- Entries from a dataset of interfaces:
::::

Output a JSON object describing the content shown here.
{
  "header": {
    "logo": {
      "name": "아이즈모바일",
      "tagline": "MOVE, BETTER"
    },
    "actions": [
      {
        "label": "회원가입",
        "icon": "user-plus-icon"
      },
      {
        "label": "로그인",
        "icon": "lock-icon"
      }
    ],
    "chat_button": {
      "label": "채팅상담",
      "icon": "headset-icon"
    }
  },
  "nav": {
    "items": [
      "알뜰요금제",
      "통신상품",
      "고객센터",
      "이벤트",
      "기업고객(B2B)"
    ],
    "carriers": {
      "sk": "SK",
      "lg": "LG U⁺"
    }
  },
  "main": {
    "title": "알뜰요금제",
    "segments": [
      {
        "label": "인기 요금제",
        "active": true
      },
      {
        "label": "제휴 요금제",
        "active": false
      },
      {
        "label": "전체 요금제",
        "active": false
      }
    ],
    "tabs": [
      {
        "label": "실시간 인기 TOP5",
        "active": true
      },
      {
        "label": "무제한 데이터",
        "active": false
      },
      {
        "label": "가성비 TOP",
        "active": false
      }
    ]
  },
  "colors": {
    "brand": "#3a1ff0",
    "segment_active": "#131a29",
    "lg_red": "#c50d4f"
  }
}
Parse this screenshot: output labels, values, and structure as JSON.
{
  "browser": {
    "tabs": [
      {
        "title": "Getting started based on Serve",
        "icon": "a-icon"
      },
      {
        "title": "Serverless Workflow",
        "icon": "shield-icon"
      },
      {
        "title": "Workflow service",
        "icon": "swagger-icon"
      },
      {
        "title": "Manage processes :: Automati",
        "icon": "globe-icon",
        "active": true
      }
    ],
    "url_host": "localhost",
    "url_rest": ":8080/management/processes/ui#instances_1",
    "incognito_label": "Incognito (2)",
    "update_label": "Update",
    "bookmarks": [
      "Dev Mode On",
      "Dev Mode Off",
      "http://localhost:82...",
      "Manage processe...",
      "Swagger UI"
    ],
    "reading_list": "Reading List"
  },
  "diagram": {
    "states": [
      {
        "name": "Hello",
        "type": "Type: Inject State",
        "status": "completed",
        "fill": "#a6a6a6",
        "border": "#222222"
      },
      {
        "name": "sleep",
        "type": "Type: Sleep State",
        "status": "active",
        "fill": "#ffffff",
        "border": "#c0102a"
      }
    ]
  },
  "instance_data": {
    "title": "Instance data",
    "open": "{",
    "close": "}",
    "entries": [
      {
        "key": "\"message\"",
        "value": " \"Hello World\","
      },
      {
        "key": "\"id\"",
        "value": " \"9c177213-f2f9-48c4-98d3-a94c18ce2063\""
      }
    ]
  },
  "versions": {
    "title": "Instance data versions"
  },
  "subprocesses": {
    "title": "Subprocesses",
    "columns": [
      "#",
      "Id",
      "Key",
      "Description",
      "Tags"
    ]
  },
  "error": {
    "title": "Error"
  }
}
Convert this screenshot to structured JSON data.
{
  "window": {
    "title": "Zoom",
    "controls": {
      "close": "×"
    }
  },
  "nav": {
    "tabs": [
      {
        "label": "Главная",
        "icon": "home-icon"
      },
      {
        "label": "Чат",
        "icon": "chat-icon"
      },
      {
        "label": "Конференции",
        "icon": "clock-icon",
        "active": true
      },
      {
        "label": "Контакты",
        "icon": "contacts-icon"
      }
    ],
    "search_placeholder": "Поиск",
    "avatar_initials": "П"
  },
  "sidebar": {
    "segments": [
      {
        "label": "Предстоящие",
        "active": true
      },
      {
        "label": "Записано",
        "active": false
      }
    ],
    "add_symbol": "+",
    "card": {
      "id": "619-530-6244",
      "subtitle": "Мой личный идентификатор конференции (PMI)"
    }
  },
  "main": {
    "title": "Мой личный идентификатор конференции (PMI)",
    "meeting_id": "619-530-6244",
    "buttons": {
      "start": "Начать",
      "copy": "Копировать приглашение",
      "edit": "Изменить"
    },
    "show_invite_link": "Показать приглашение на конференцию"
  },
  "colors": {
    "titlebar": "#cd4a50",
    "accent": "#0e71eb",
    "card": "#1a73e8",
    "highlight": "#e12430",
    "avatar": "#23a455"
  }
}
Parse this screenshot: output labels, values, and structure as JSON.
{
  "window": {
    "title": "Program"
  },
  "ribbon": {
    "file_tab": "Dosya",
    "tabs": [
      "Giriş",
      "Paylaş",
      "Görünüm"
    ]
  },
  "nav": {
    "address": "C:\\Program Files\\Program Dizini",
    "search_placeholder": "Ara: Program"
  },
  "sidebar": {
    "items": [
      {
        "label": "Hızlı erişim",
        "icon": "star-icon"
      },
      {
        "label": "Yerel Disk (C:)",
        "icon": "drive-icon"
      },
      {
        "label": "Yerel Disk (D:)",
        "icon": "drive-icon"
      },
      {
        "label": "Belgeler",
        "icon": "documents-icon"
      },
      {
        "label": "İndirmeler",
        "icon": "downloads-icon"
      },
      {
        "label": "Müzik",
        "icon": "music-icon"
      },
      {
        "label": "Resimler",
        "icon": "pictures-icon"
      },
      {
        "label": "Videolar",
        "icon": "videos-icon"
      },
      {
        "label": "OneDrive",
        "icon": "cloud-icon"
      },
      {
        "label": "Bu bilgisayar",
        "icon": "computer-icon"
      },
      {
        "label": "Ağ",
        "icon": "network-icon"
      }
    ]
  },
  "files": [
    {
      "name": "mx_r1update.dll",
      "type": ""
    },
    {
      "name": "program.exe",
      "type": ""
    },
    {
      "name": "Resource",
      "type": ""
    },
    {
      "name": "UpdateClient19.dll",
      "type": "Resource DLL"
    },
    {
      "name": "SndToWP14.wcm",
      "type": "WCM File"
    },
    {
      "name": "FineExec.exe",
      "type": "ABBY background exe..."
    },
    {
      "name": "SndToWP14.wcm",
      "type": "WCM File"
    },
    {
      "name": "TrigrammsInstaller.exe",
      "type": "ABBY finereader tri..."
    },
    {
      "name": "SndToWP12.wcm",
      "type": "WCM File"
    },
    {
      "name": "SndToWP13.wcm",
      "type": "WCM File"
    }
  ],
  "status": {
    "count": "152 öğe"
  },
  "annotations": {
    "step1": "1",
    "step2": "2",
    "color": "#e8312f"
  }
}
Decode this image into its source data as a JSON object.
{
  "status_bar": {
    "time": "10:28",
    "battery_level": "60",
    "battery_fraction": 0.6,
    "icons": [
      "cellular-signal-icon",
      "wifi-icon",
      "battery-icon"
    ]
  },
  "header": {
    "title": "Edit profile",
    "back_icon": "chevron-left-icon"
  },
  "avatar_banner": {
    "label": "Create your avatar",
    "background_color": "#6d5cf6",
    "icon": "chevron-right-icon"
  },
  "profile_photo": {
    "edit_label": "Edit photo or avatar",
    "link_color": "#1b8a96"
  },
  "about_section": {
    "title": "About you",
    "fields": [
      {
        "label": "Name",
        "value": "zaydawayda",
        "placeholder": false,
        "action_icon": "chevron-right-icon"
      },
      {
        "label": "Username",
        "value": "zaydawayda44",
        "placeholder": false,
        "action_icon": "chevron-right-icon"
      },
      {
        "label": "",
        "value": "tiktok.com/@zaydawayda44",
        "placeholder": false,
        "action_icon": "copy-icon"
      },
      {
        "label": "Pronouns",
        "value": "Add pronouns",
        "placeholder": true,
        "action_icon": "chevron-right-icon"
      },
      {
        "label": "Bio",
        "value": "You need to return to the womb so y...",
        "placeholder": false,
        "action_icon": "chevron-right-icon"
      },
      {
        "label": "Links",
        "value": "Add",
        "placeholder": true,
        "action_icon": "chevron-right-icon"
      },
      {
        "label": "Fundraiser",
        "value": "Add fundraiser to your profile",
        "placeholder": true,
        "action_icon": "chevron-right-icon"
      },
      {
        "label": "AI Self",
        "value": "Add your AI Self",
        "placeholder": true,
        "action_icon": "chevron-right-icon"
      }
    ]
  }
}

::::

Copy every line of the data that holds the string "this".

Parse this screenshot: output labels, values, and structure as JSON.
Convert this screenshot to structured JSON data.
Parse this screenshot: output labels, values, and structure as JSON.
Decode this image into its source data as a JSON object.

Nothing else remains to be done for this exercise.